9. HEART OF THE SUNRISE [11:26]

Disc 2: 2024 Remixes & Instrumentals

2024 Remixes

1. ROUNDABOUT [8:32]

2. CANS AND BRAHMS [1:40]

3. WE HAVE HEAVEN [1:42]

4. SOUTH SIDE OF THE SKY [8:02]

5. FIVE PER CENT FOR NOTHING [0:36]

6. LONG DISTANCE RUNAROUND [3:30]

7. THE FISH (SCHINDLERIA PRAEMATURUS) [2:39]

8. MOOD FOR A DAY [2:58]

9. HEART OF THE SUNRISE [10:38]

10. WE HAVE HEAVEN (Reprise) [0:48]

2024 Instrumental Mixes

11. ROUNDABOUT [8:31]

12. WE HAVE HEAVEN [1:40]

13. SOUTH SIDE OF THE SKY [8:04]

14. LONG DISTANCE RUNAROUND [3:30]

15. THE FISH (SCHINDLERIA PRAEMATURUS) [2:39]

16. HEART OF THE SUNRISE [10:39]

17. WE HAVE HEAVEN (Reprise) [0:47]

Disc 3: Rarities

1. ROUNDABOUT (US Single Edit) [3:27]

2. LONG DISTANCE RUNAROUND (US Single Edit) [3:15]

3. ALL FIGHTERS PAST (Steven Wilson Mix) [2:33]

4. SOUTH SIDE OF THE SKY (Early Take) [6:20]

5. ROUNDABOUT (Rehearsal Take/Early Mix) [8:10]

6. MOOD FOR ANOTHER DAY [2:59]

7. WE HAVE HEAVEN (Full Version) [Steven Wilson Mix] [2:20]

8. SOUTH SIDE OF THE SKY (Early Version) [Steven Wilson Mix] [5:10]

9. LONG DISTANCE RUNAROUND (Steven Wilson Edit)* [3:38]

10. HEART OF THE SUNRISE (Steven Wilson Edit)* [4:06]

11. AMERICA [10:30]

12. ROUNDABOUT (Early Rough Mix) [8:34]

13. WE HAVE HEAVEN (Acapella) [Steven Wilson Mix] [1:59]

Disc 4: More Rarities & Live

1. FIVE PER CENT FOR NOTHING (Alternate Version)* [0:44]

2. HEART OF THE SUNRISE (Alternate Version)* [10:39]

3. LONG DISTANCE RUNAROUND/THE FISH (SCHINDLERIA PRAEMATURUS) (Alternate Version)* [6:02]

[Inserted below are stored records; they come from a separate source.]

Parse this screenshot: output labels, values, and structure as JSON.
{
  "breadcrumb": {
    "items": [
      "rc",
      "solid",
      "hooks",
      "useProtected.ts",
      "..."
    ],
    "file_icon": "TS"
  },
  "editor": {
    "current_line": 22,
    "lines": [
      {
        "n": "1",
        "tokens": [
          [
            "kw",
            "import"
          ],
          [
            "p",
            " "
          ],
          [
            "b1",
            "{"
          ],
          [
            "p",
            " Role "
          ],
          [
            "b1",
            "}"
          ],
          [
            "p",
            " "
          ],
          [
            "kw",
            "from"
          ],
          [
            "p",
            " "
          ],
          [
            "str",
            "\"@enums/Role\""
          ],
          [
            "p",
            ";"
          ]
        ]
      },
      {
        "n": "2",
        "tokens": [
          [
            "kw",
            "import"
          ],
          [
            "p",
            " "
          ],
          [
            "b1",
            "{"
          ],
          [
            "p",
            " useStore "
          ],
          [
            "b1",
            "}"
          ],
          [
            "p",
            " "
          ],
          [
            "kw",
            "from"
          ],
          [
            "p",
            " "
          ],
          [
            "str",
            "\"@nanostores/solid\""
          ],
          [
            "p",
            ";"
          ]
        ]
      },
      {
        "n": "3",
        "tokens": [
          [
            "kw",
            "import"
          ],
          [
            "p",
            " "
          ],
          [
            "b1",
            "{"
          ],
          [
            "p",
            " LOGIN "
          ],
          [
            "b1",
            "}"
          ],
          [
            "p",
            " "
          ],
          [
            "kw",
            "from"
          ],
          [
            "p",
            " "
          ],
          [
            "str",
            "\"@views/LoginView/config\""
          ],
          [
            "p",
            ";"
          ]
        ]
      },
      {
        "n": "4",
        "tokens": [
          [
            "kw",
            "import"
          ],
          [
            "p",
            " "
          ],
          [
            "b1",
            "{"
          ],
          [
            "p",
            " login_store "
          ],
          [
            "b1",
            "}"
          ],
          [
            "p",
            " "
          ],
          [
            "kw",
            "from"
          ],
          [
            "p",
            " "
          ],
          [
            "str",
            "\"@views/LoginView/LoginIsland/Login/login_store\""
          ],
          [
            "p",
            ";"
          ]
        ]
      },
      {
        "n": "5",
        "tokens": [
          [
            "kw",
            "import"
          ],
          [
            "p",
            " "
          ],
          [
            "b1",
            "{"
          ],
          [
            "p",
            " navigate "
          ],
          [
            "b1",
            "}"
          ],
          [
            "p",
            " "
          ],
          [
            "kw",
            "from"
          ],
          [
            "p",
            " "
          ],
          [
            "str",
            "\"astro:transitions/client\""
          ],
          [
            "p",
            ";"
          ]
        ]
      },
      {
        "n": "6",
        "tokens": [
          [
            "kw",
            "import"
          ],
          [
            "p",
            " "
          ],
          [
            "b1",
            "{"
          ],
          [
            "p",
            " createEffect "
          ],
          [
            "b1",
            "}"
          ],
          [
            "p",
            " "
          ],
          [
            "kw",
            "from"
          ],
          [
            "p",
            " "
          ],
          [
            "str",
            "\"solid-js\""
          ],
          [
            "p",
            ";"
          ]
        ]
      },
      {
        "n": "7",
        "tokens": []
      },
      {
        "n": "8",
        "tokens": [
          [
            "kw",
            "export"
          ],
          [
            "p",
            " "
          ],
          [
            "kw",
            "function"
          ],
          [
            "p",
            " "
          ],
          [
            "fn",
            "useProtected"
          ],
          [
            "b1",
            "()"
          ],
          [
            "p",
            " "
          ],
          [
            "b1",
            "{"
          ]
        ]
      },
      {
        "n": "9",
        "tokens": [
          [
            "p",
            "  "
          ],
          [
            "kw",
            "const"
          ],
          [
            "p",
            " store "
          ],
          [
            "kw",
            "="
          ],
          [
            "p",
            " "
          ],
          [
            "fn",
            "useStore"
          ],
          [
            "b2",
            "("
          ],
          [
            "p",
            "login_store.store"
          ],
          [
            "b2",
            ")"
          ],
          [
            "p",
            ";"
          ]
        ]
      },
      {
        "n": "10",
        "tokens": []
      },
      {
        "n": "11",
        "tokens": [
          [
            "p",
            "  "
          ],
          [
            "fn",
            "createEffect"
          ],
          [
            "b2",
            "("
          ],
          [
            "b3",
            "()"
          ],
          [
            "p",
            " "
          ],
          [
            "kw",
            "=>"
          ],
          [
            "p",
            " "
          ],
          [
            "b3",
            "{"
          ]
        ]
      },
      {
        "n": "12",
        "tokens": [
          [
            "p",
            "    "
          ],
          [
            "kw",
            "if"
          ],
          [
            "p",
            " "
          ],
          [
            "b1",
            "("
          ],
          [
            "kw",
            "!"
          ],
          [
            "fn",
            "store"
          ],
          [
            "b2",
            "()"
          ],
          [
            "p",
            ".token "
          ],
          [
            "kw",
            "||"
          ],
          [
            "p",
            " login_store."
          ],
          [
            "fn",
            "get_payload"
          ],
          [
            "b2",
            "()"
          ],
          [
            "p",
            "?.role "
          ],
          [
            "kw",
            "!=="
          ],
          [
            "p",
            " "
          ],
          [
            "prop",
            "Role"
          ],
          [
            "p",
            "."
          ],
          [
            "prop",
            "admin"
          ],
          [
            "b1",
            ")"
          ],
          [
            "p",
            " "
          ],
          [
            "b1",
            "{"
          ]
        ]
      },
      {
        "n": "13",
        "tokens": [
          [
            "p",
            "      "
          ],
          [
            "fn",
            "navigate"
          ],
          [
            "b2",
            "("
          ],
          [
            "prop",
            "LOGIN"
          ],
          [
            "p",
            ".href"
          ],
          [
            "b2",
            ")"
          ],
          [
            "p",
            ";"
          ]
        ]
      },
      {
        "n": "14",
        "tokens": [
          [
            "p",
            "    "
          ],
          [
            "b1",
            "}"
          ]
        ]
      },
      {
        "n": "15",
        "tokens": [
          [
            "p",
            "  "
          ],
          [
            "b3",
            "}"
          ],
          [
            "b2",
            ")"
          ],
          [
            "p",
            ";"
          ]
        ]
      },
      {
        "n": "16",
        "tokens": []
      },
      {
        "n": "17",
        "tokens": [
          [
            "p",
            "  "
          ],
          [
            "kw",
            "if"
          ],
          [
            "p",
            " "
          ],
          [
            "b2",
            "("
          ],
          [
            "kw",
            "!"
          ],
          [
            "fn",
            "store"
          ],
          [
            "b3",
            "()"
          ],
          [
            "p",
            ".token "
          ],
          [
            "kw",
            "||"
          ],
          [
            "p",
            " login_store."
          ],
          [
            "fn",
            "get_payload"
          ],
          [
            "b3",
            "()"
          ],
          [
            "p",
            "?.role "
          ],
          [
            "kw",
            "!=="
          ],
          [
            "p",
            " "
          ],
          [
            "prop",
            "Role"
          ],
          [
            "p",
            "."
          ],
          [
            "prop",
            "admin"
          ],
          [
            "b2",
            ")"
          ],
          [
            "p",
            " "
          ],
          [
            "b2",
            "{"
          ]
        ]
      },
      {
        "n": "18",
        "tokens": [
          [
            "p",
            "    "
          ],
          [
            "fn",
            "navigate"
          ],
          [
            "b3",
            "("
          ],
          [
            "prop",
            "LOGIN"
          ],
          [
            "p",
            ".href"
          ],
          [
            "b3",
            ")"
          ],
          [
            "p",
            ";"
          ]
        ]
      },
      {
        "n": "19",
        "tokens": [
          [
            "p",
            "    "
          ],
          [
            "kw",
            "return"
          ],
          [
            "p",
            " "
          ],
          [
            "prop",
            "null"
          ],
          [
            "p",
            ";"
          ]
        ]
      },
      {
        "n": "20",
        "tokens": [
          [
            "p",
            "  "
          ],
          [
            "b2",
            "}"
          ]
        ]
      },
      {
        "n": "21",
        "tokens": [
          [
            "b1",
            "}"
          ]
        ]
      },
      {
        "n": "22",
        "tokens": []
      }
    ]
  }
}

4. THE DEAN [3:45]

5. AMERICA [Instrumental]* [10:31]

6. LONG DISTANCE RUNAROUND/THE FISH (SCHINDLERIA PRAEMATURUS) (Live)* [12:35]

7. PERPETUAL CHANGE (Live)* [10:45]

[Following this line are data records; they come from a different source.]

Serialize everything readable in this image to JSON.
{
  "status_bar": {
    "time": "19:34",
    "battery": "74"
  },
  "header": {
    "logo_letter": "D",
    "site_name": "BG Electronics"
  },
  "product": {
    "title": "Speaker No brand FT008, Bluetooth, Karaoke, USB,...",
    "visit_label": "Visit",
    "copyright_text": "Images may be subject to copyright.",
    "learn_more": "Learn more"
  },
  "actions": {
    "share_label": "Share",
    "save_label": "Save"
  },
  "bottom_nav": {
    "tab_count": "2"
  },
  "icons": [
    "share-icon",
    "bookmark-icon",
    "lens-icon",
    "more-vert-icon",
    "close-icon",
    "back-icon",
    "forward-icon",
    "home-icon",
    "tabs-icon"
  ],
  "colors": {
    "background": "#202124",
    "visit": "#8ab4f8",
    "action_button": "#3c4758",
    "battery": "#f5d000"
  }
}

8. YOURS IS NO DISGRACE (Live)* [13:37]

Tracks 6-8

Recorded live at ACADEMY OF MUSIC, New York, NY (2/19/72)

[Previously Unreleased]

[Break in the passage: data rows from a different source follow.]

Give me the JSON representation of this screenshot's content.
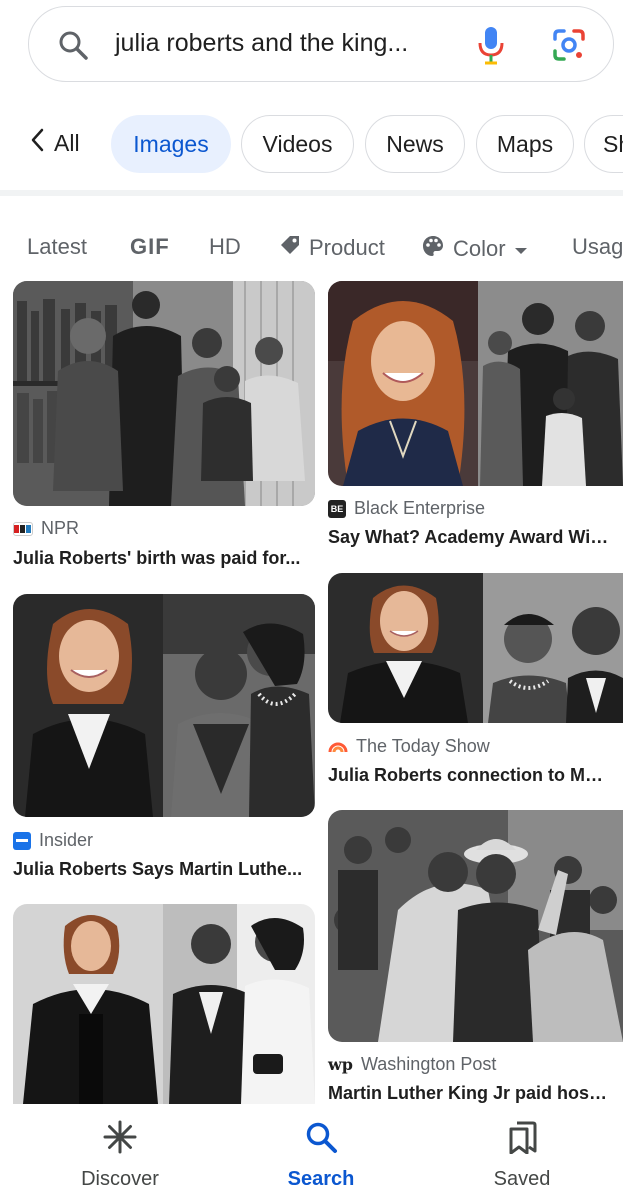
{
  "search": {
    "query": "julia roberts and the king...",
    "icons": [
      "search-icon",
      "mic-icon",
      "lens-icon"
    ]
  },
  "tabs": {
    "back_label": "All",
    "items": [
      "Images",
      "Videos",
      "News",
      "Maps",
      "Sh"
    ],
    "active": "Images"
  },
  "filters": {
    "items": [
      "Latest",
      "GIF",
      "HD",
      "Product",
      "Color",
      "Usag"
    ],
    "icons": [
      "tag-icon",
      "palette-icon",
      "dropdown-arrow-icon"
    ]
  },
  "results": [
    {
      "source": "NPR",
      "caption": "Julia Roberts' birth was paid for..."
    },
    {
      "source": "Black Enterprise",
      "caption": "Say What? Academy Award Win..."
    },
    {
      "source": "Insider",
      "caption": "Julia Roberts Says Martin Luthe..."
    },
    {
      "source": "The Today Show",
      "caption": "Julia Roberts connection to Mar..."
    },
    {
      "source": "Washington Post",
      "caption": "Martin Luther King Jr paid hospi..."
    }
  ],
  "bottom_nav": {
    "items": [
      "Discover",
      "Search",
      "Saved"
    ],
    "active": "Search"
  },
  "colors": {
    "accent": "#0b57d0",
    "active_chip_bg": "#e8f0fe",
    "border": "#dadce0",
    "secondary_text": "#5f6368"
  }
}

Blu-Ray:

2024 Dolby Atmos Mix

2024 5.1 Mix DTS-HD MA

2024 Stereo Remix

2024 Stereo Remaster

2024 Instrumental Mix

1. ROUNDABOUT [8:32]    2024 Steven Wilson Atmos Mix

2. CANS AND BRAHMS [1:40] 2024 Steven Wilson Atmos Mix

3. WE HAVE HEAVEN [1:42] 2024 Steven Wilson Atmos Mix

4. SOUTH SIDE OF THE SKY [8:02] 2024 Steven Wilson Atmos Mix

5. FIVE PER CENT FOR NOTHING [0:36] 2024 Steven Wilson Atmos Mix

6. LONG DISTANCE RUNAROUND [3:30] 2024 Steven Wilson Atmos Mix

7. THE FISH (SCHINDLERIA PRAEMATURUS) [2:38] 2024 Steven Wilson Atmos Mix

8. MOOD FOR A DAY [2:58] 2024 Steven Wilson Atmos Mix

9. HEART OF THE SUNRISE [10:39] 2024 Steven Wilson Atmos Mix

10. WE HAVE HEAVEN (Reprise) [0:47] 2024 Steven Wilson Atmos Mix

11. AMERICA [10:30] 2024 Steven Wilson Atmos Mix

LP: Cut from the original analog master by Bernie Grundman

Side A

1. ROUNDABOUT [8:32]

2. CANS AND BRAHMS [1:38]

3. WE HAVE HEAVEN [1:40]

4. SOUTH SIDE OF THE SKY [7:56]

Side B

1. FIVE PER CENT FOR NOTHING [0:36]

2. LONG DISTANCE RUNAROUND [3:30]

3. THE FISH (SCHINDLERIA PRAEMATURUS) [2:38]

4. MOOD FOR A DAY [2:58]

5. HEART OF THE SUNRISE [11:26]

*Previously Unreleased

(Visited 887 times, 234 visits today)
Close